A Dudley welding machine manufacturer has been prosecuted after a catalogue of safety failings led to a worker losing two fingers.
Self-employed electrical contractor Ian Mowbray was working at MTI Welding Technologies Ltd when the incident happened on 23 August 2013.
Dudley Magistrates’ Court heard that the 49-year-old from Wolverhampton was trying to rectify a loading problem on a high-friction welding machine when he pressed an incorrect button, closing the powerful hydraulic holding fixture on to his left hand.
His middle and ring fingers were so badly crushed they had to be amputated in hospital. He was off work for three weeks and has since returned to the company.
The court was told MTI Technologies failed to report the incident to the Health and Safety Executive (HSE). It came to light four weeks later when HSE received an anonymous complaint which led to an unannounced inspection.
The investigation found the company had acquired the machine from another firm that had modified it from a safe, automatically-loaded one. The modifications had defeated safety interlocks and introduced manual controls so it could be loaded by an operator within the safety enclosure rather than the robot and automation provided.
Over-riding the interlocks meant the door to the safety enclosure could be opened without stopping the machine, giving workers access while machinery was operating. The manual buttons were located dangerously close to the fixture, allowing operators to initiate powered machine movements while still within the danger zone.
No secondary guarding had been fitted to protect the operator during manual operations and no emergency stops were provided at the manual operating position.

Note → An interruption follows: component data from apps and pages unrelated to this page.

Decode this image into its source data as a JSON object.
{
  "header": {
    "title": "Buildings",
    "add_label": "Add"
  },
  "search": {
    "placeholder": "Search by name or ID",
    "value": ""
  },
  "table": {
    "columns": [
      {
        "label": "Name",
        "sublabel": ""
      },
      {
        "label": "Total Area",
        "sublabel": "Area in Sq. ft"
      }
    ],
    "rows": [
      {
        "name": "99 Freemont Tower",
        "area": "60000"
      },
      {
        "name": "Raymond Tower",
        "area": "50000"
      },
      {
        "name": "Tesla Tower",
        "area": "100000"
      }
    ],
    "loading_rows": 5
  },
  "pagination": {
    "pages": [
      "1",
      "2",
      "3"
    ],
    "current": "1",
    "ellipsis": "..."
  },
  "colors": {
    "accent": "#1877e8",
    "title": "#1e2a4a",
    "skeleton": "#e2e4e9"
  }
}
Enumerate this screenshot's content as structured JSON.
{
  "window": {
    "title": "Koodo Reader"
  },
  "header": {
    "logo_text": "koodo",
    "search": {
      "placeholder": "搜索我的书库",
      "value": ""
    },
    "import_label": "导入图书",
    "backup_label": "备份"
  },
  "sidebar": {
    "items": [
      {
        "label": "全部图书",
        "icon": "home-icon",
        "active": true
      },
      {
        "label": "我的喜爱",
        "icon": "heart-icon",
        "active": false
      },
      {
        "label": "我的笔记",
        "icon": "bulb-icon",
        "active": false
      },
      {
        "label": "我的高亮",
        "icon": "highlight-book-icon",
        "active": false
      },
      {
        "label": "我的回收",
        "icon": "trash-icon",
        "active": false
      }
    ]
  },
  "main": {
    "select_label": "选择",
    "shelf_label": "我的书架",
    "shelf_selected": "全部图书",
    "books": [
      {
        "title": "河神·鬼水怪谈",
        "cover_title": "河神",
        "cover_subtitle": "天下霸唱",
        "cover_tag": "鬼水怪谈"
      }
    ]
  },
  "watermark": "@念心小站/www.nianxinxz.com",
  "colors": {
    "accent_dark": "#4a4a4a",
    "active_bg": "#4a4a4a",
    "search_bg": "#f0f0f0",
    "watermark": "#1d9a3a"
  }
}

MTI Welding Technologies continued to use it in its dangerous manual mode without assessing the risks.
During the HSE visit a radial arm drill was running without a suitably maintained safety switch, leaving operators inadequately protected. A Prohibition Notice was issued banning its use with immediate effect until the fault was repaired.
MTI Welding Technologies Ltd, of First Avenue, Pensnett Estate, Kingswinford, Dudley, was today (2 July) fined £53,000 and ordered to pay costs of £3,100 after pleading guilty to breaching the Health and Safety at Work etc Act 1974, the Reporting of Injuries, Diseases and Dangerous Occurrences Regulations 1995 and the Provision and Use of Work Equipment Regulations 1998.
After the hearing, HSE inspector John Glynn said:
“The company builds and sells its welding machines to major manufacturing companies worldwide. As original manufacturers they are fully aware of the legal requirements to supply machines with all the required safety measures. They were therefore grossly negligent to allow the use of this machine within their own premises in its modified state.
“MTI Welding Technologies Ltd entirely failed to consider the risk to workers while engaged in manual operations. Had they done so a man would not have suffered a serious, painful injury.”
Notes to Editors
1. The Health and Safety Executive is Britain’s national regulator for workplace health and safety. It aims to reduce work-related death, injury and ill health. It does so through research, information and advice; promoting training; new or revised regulations and codes of practice; and working with local authority partners by inspection, investigation and enforcement. www.hse.gov.uk
2. Section 3(1) of the Health and Safety at Work etc. Act 1974 states: “It shall be the duty of every employer to conduct his undertaking in such a way as to ensure, so far as is reasonably practicable, that persons not in his employment who may be affected thereby are not thereby exposed to risks to their health or safety.”
3. Regulation 11 of the Provision and Use of Work Equipment Regulations 1998 states: “Every employer shall ensure that measures are which are effective to prevent access to any dangerous part of machinery or to any rotating stock-bar; or to stop the movement of any dangerous part of machinery or rotating stock-bar before any part of a person enters a danger zone.”
4. Regulation 3(2) of the Reporting of Injuries, Diseases and Dangerous Occurrences Regulations 1995 states: “Where a person at work is incapacitated for work of a kind which he might reasonably be expected to do, either under his contract of employment, or, if there is no such contract, in the normal course of his work, for more than three consecutive days (excluding the day of the accident but including any days which would not have been working days) because of an injury resulting from an accident arising out of or in connection with work (other than one reportable under paragraph (1)), the responsible person shall as soon as practicable and, in any event, within 10 days of the accident send a report thereof to the relevant enforcing authority on a form approved for the purposes of this regulation, unless within that period he makes a report thereof to the Executive by some other means so approved.”